STUDY MATERIAL below:

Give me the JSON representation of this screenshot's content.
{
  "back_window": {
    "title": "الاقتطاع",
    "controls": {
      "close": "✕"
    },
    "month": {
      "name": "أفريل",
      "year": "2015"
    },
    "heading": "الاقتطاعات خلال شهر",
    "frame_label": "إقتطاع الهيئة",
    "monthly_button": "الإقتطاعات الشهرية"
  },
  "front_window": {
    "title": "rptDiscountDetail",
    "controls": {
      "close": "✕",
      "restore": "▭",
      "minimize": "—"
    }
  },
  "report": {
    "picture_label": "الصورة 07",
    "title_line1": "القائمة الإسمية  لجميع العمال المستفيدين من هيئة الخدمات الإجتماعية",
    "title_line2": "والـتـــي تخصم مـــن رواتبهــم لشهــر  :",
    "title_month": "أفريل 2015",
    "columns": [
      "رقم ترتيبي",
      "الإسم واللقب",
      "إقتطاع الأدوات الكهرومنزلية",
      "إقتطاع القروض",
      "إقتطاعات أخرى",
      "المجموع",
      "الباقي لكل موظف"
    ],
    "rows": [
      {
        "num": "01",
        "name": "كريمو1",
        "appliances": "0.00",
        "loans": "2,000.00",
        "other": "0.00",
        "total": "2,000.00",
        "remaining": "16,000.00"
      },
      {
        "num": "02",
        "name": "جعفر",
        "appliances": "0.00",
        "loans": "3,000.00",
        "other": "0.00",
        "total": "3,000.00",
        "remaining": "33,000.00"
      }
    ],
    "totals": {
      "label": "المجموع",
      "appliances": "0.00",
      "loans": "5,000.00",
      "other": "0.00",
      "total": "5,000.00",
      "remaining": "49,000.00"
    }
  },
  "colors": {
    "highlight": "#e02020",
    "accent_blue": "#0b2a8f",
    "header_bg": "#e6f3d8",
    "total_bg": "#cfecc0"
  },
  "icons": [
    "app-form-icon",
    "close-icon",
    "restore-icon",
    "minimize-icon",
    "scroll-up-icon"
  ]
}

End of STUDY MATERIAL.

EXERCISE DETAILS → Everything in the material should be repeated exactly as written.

TASK RESPONSE →
Give me the JSON representation of this screenshot's content.
{
  "back_window": {
    "title": "الاقتطاع",
    "controls": {
      "close": "✕"
    },
    "month": {
      "name": "أفريل",
      "year": "2015"
    },
    "heading": "الاقتطاعات خلال شهر",
    "frame_label": "إقتطاع الهيئة",
    "monthly_button": "الإقتطاعات الشهرية"
  },
  "front_window": {
    "title": "rptDiscountDetail",
    "controls": {
      "close": "✕",
      "restore": "▭",
      "minimize": "—"
    }
  },
  "report": {
    "picture_label": "الصورة 07",
    "title_line1": "القائمة الإسمية  لجميع العمال المستفيدين من هيئة الخدمات الإجتماعية",
    "title_line2": "والـتـــي تخصم مـــن رواتبهــم لشهــر  :",
    "title_month": "أفريل 2015",
    "columns": [
      "رقم ترتيبي",
      "الإسم واللقب",
      "إقتطاع الأدوات الكهرومنزلية",
      "إقتطاع القروض",
      "إقتطاعات أخرى",
      "المجموع",
      "الباقي لكل موظف"
    ],
    "rows": [
      {
        "num": "01",
        "name": "كريمو1",
        "appliances": "0.00",
        "loans": "2,000.00",
        "other": "0.00",
        "total": "2,000.00",
        "remaining": "16,000.00"
      },
      {
        "num": "02",
        "name": "جعفر",
        "appliances": "0.00",
        "loans": "3,000.00",
        "other": "0.00",
        "total": "3,000.00",
        "remaining": "33,000.00"
      }
    ],
    "totals": {
      "label": "المجموع",
      "appliances": "0.00",
      "loans": "5,000.00",
      "other": "0.00",
      "total": "5,000.00",
      "remaining": "49,000.00"
    }
  },
  "colors": {
    "highlight": "#e02020",
    "accent_blue": "#0b2a8f",
    "header_bg": "#e6f3d8",
    "total_bg": "#cfecc0"
  },
  "icons": [
    "app-form-icon",
    "close-icon",
    "restore-icon",
    "minimize-icon",
    "scroll-up-icon"
  ]
}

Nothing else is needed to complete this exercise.